I’ve been under the weather this week, so I am a little late posting.
Last week I finished sewing a light weight jacket for myself from a lovely woven wool plaid fabric that I’ve held on to for the past couple of years. I don’t 100% remember where I got the fabric, but I have a sneaky suspicion that it was a remnant from Discount Fabrics in SF. The wool piece measured 60″ wide and about two and a quarter yards long. It was just barely enough for this jacket. I really had to squeeze all the pattern pieces on there. Matching up the colors for the front panels was a bit of a feat.
I made version A of Butterick 6140, which is the short jacket in burgundy on the left side of the pattern cover.
The sizing of the pattern was fine for the most part, but I did make a couple of detail changes to the pattern.
- I added pockets, because what the heck is a jacket without pockets?
- I also altered the front. On the pattern cover, for versions A and B, you can see that one front panel is longer than the other, creating an artsy asymmetrical look. I really didn’t want that, because it looked kind of odd on the short version. To me, it seemed like the model had buttoned up her jacket unevenly by accident and nobody thought to tell her. So, to make the front symmetrical, I simply cut out two of the left side panel pieces instead of one of each panel.
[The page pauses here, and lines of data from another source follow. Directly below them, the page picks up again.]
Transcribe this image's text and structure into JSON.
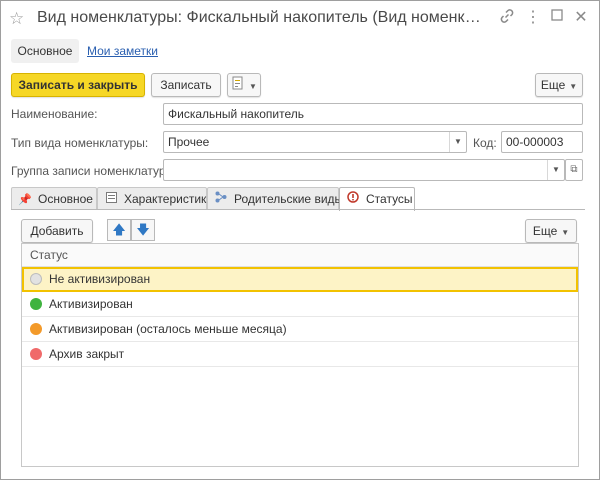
{
  "window": {
    "title": "Вид номенклатуры: Фискальный накопитель (Вид номенклатуры)",
    "icons": [
      "star-icon",
      "link-icon",
      "more-vertical-icon",
      "maximize-icon",
      "close-icon"
    ]
  },
  "section_tabs": {
    "main": "Основное",
    "notes": "Мои заметки"
  },
  "toolbar": {
    "save_close": "Записать и закрыть",
    "save": "Записать",
    "report_icon": "document-report-icon",
    "more": "Еще"
  },
  "form": {
    "name_label": "Наименование:",
    "name_value": "Фискальный накопитель",
    "type_label": "Тип вида номенклатуры:",
    "type_value": "Прочее",
    "code_label": "Код:",
    "code_value": "00-000003",
    "group_label": "Группа записи номенклатуры:",
    "group_value": ""
  },
  "tabs": [
    {
      "label": "Основное",
      "icon": "pin-icon",
      "active": false
    },
    {
      "label": "Характеристики",
      "icon": "list-icon",
      "active": false
    },
    {
      "label": "Родительские виды",
      "icon": "hierarchy-icon",
      "active": false
    },
    {
      "label": "Статусы",
      "icon": "status-icon",
      "active": true
    }
  ],
  "statuses": {
    "add_button": "Добавить",
    "more": "Еще",
    "column_header": "Статус",
    "rows": [
      {
        "label": "Не активизирован",
        "color": "#e2e2e2",
        "selected": true
      },
      {
        "label": "Активизирован",
        "color": "#3fb33f",
        "selected": false
      },
      {
        "label": "Активизирован (осталось меньше месяца)",
        "color": "#f39a2a",
        "selected": false
      },
      {
        "label": "Архив закрыт",
        "color": "#f06a6a",
        "selected": false
      }
    ]
  },
  "colors": {
    "accent_yellow": "#f6d726",
    "link_blue": "#2a5fb0",
    "selection_bg": "#fdf3c6",
    "selection_border": "#f2c200"
  }
}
I am really pleased with how this came out. As this jacket pattern is unlined, it was a fairly fast project. It only took me a couple of afternoons to sew and press it. I really love that I chose this double-sided fabric. I think the lapels really show off the plaid colors in a fun way.
The final step was adding the buttons and button holes. Since I did modify the front panels of the pattern, I am had to fiddle with how to place the buttons.
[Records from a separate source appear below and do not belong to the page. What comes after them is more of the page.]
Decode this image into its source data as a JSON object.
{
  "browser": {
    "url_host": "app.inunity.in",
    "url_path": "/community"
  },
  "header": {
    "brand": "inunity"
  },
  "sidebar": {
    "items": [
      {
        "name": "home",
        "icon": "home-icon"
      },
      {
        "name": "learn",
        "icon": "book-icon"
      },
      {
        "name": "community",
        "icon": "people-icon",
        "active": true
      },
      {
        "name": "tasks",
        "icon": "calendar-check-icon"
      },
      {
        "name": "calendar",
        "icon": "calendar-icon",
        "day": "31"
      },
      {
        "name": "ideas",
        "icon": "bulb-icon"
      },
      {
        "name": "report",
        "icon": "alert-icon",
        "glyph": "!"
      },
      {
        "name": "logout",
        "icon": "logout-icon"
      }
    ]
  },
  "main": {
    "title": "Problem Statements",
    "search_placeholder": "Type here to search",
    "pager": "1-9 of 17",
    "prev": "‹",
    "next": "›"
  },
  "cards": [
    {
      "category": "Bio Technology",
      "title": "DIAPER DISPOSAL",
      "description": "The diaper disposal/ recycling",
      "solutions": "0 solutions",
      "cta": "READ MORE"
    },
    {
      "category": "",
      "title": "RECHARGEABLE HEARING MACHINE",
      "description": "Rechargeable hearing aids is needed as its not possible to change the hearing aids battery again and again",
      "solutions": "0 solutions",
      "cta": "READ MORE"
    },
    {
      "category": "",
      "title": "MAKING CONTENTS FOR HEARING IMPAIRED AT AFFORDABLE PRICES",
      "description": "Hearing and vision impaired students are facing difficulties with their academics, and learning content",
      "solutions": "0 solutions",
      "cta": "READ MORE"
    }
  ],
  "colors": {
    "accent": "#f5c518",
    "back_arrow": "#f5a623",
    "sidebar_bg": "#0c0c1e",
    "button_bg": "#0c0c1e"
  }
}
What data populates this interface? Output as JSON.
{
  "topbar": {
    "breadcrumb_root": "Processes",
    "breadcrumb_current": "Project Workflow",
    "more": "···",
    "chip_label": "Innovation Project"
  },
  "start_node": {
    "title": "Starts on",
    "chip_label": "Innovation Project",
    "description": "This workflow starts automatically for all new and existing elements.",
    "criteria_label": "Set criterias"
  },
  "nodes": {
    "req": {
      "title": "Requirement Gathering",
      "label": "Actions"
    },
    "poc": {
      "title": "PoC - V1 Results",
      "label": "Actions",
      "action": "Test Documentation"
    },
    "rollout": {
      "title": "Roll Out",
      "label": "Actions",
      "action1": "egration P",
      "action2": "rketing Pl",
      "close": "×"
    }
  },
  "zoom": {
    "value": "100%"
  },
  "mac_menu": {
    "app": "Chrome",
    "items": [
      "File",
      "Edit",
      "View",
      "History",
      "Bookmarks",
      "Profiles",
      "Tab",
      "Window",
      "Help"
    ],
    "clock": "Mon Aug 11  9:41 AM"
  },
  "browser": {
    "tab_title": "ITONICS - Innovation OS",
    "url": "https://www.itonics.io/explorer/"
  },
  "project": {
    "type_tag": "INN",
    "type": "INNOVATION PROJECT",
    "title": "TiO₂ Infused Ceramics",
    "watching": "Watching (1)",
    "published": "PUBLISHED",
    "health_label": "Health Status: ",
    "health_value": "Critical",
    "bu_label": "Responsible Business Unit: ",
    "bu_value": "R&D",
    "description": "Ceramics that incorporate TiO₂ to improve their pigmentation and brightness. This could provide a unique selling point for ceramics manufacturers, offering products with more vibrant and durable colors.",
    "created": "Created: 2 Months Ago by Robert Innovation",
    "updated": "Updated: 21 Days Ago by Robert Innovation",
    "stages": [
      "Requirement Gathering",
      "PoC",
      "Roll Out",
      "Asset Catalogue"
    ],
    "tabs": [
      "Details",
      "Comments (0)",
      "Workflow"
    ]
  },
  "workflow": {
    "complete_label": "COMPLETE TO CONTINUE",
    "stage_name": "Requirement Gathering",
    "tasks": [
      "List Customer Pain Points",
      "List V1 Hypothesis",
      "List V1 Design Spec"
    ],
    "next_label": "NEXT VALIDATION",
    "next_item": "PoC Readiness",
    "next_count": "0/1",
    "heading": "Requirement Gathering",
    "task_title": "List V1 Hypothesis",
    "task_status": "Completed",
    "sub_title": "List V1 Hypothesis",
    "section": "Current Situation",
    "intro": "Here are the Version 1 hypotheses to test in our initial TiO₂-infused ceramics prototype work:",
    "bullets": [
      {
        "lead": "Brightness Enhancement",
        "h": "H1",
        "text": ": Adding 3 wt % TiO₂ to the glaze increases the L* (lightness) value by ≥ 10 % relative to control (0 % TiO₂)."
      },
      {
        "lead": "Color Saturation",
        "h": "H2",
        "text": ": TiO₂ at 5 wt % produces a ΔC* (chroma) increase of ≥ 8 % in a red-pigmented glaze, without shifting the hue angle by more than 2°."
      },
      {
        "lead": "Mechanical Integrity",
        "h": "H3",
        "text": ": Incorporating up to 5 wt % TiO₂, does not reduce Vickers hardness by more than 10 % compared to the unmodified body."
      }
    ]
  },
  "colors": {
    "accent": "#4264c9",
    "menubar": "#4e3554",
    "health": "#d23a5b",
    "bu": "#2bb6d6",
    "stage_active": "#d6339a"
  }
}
I used vintage buttons that I picked out from my collection. These I found at last year’s White Elephant Sale. (Which is coming up again in March!)
And here is the jacket with two of the three buttons added to serve as an embellishment and to the keep the lapels open.
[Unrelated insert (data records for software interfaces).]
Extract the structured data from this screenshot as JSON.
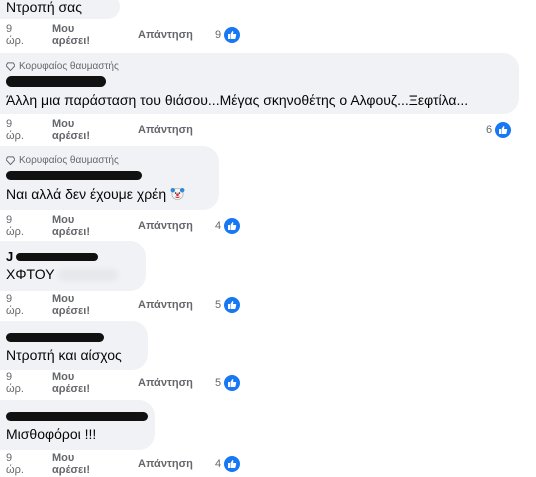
{
  "labels": {
    "top_fan": "Κορυφαίος θαυμαστής",
    "like": "Μου αρέσει!",
    "reply": "Απάντηση"
  },
  "icons": {
    "top_fan": "gem-icon",
    "like_reaction": "thumbs-up-icon"
  },
  "colors": {
    "bubble": "#f0f2f5",
    "like_blue": "#1877f2",
    "meta": "#65676b"
  },
  "comments": [
    {
      "text": "Ντροπή σας",
      "time": "9 ώρ.",
      "reactions": "9"
    },
    {
      "text": "Άλλη μια παράσταση του θιάσου...Μέγας σκηνοθέτης ο Αλφουζ...Ξεφτίλα...",
      "time": "9 ώρ.",
      "reactions": "6"
    },
    {
      "text": "Ναι αλλά δεν έχουμε χρέη",
      "emoji": "clown-face-emoji",
      "time": "9 ώρ.",
      "reactions": "4"
    },
    {
      "author_partial": "J",
      "text": "ΧΦΤΟΥ",
      "time": "9 ώρ.",
      "reactions": "5"
    },
    {
      "text": "Ντροπή και αίσχος",
      "time": "9 ώρ.",
      "reactions": "5"
    },
    {
      "text": "Μισθοφόροι !!!",
      "time": "9 ώρ.",
      "reactions": "4"
    }
  ]
}
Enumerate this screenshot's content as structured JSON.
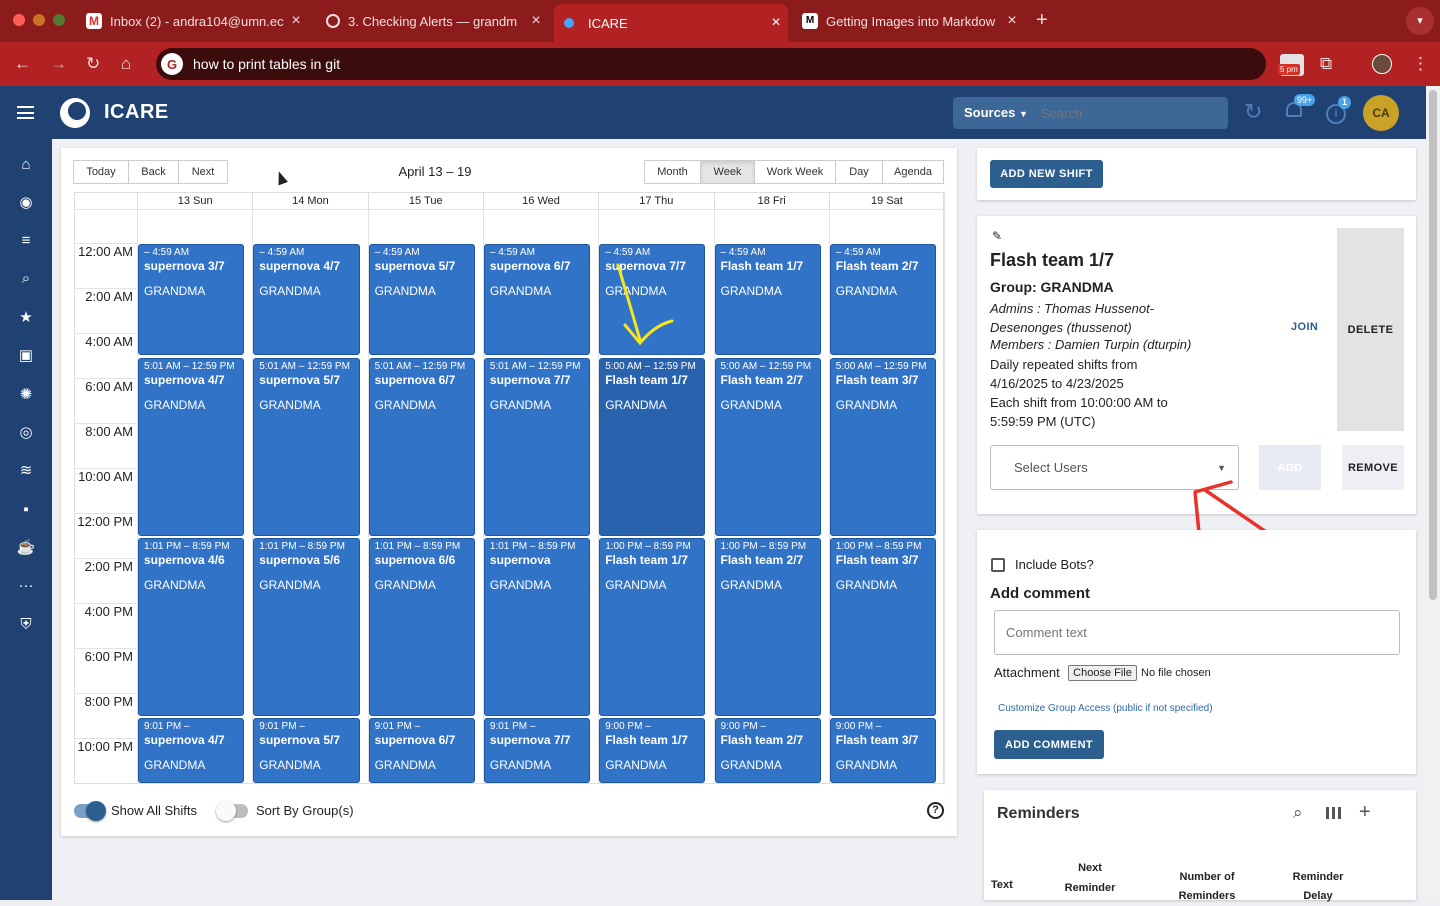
{
  "browser": {
    "tabs": [
      {
        "title": "Inbox (2) - andra104@umn.ec",
        "icon": "gmail-icon"
      },
      {
        "title": "3. Checking Alerts — grandm",
        "icon": "globe-icon"
      },
      {
        "title": "ICARE",
        "icon": "icare-icon"
      },
      {
        "title": "Getting Images into Markdow",
        "icon": "medium-icon"
      }
    ],
    "omnibox": "how to print tables in git",
    "omnibox_badge": "5 pm",
    "colors": {
      "frame": "#8c1c1c",
      "toolbar": "#b22222"
    }
  },
  "app": {
    "name": "ICARE",
    "sources_label": "Sources",
    "search_placeholder": "Search",
    "notifications_badge": "99+",
    "info_badge": "1",
    "avatar_initials": "CA",
    "colors": {
      "header": "#1f4272",
      "event": "#3173c6",
      "avatar": "#c9a227"
    }
  },
  "calendar": {
    "toolbar": {
      "today": "Today",
      "back": "Back",
      "next": "Next",
      "range": "April 13 – 19"
    },
    "views": [
      "Month",
      "Week",
      "Work Week",
      "Day",
      "Agenda"
    ],
    "active_view": "Week",
    "days": [
      "13 Sun",
      "14 Mon",
      "15 Tue",
      "16 Wed",
      "17 Thu",
      "18 Fri",
      "19 Sat"
    ],
    "times": [
      "12:00 AM",
      "2:00 AM",
      "4:00 AM",
      "6:00 AM",
      "8:00 AM",
      "10:00 AM",
      "12:00 PM",
      "2:00 PM",
      "4:00 PM",
      "6:00 PM",
      "8:00 PM",
      "10:00 PM"
    ],
    "events": [
      [
        {
          "time": "– 4:59 AM",
          "name": "supernova 3/7",
          "group": "GRANDMA"
        },
        {
          "time": "5:01 AM – 12:59 PM",
          "name": "supernova 4/7",
          "group": "GRANDMA"
        },
        {
          "time": "1:01 PM – 8:59 PM",
          "name": "supernova 4/6",
          "group": "GRANDMA"
        },
        {
          "time": "9:01 PM –",
          "name": "supernova 4/7",
          "group": "GRANDMA"
        }
      ],
      [
        {
          "time": "– 4:59 AM",
          "name": "supernova 4/7",
          "group": "GRANDMA"
        },
        {
          "time": "5:01 AM – 12:59 PM",
          "name": "supernova 5/7",
          "group": "GRANDMA"
        },
        {
          "time": "1:01 PM – 8:59 PM",
          "name": "supernova 5/6",
          "group": "GRANDMA"
        },
        {
          "time": "9:01 PM –",
          "name": "supernova 5/7",
          "group": "GRANDMA"
        }
      ],
      [
        {
          "time": "– 4:59 AM",
          "name": "supernova 5/7",
          "group": "GRANDMA"
        },
        {
          "time": "5:01 AM – 12:59 PM",
          "name": "supernova 6/7",
          "group": "GRANDMA"
        },
        {
          "time": "1:01 PM – 8:59 PM",
          "name": "supernova 6/6",
          "group": "GRANDMA"
        },
        {
          "time": "9:01 PM –",
          "name": "supernova 6/7",
          "group": "GRANDMA"
        }
      ],
      [
        {
          "time": "– 4:59 AM",
          "name": "supernova 6/7",
          "group": "GRANDMA"
        },
        {
          "time": "5:01 AM – 12:59 PM",
          "name": "supernova 7/7",
          "group": "GRANDMA"
        },
        {
          "time": "1:01 PM – 8:59 PM",
          "name": "supernova",
          "group": "GRANDMA"
        },
        {
          "time": "9:01 PM –",
          "name": "supernova 7/7",
          "group": "GRANDMA"
        }
      ],
      [
        {
          "time": "– 4:59 AM",
          "name": "supernova 7/7",
          "group": "GRANDMA"
        },
        {
          "time": "5:00 AM – 12:59 PM",
          "name": "Flash team 1/7",
          "group": "GRANDMA"
        },
        {
          "time": "1:00 PM – 8:59 PM",
          "name": "Flash team 1/7",
          "group": "GRANDMA"
        },
        {
          "time": "9:00 PM –",
          "name": "Flash team 1/7",
          "group": "GRANDMA"
        }
      ],
      [
        {
          "time": "– 4:59 AM",
          "name": "Flash team 1/7",
          "group": "GRANDMA"
        },
        {
          "time": "5:00 AM – 12:59 PM",
          "name": "Flash team 2/7",
          "group": "GRANDMA"
        },
        {
          "time": "1:00 PM – 8:59 PM",
          "name": "Flash team 2/7",
          "group": "GRANDMA"
        },
        {
          "time": "9:00 PM –",
          "name": "Flash team 2/7",
          "group": "GRANDMA"
        }
      ],
      [
        {
          "time": "– 4:59 AM",
          "name": "Flash team 2/7",
          "group": "GRANDMA"
        },
        {
          "time": "5:00 AM – 12:59 PM",
          "name": "Flash team 3/7",
          "group": "GRANDMA"
        },
        {
          "time": "1:00 PM – 8:59 PM",
          "name": "Flash team 3/7",
          "group": "GRANDMA"
        },
        {
          "time": "9:00 PM –",
          "name": "Flash team 3/7",
          "group": "GRANDMA"
        }
      ]
    ],
    "show_all_shifts": {
      "label": "Show All Shifts",
      "on": true
    },
    "sort_by_groups": {
      "label": "Sort By Group(s)",
      "on": false
    }
  },
  "shift_panel": {
    "add_new_shift": "ADD NEW SHIFT",
    "title": "Flash team 1/7",
    "group": "Group: GRANDMA",
    "admins": "Admins : Thomas Hussenot-Desenonges (thussenot)",
    "members": "Members : Damien Turpin (dturpin)",
    "repeat_line1": "Daily repeated shifts from",
    "repeat_line2": "4/16/2025 to 4/23/2025",
    "repeat_line3": "Each shift from 10:00:00 AM to",
    "repeat_line4": "5:59:59 PM (UTC)",
    "join": "JOIN",
    "delete": "DELETE",
    "select_users_placeholder": "Select Users",
    "add": "ADD",
    "remove": "REMOVE"
  },
  "comment_panel": {
    "include_bots": "Include Bots?",
    "heading": "Add comment",
    "comment_placeholder": "Comment text",
    "attachment_label": "Attachment",
    "choose_file": "Choose File",
    "no_file": "No file chosen",
    "customize_access": "Customize Group Access (public if not specified)",
    "add_comment": "ADD COMMENT"
  },
  "reminders": {
    "title": "Reminders",
    "columns": [
      "Text",
      "Next Reminder",
      "Number of Reminders",
      "Reminder Delay"
    ]
  }
}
I prefer the look of the jacket open so that the front panels drape, but I also made sure to add button holes at the tips of the lapels so that I can close the jacket if I need to.
Overall, a very unique, light, and 70s-ish jacket, perfect for layering in fickle Bay Area weather.
The collarless neckline is also perfect for wearing any fun knitwear projects. 🙂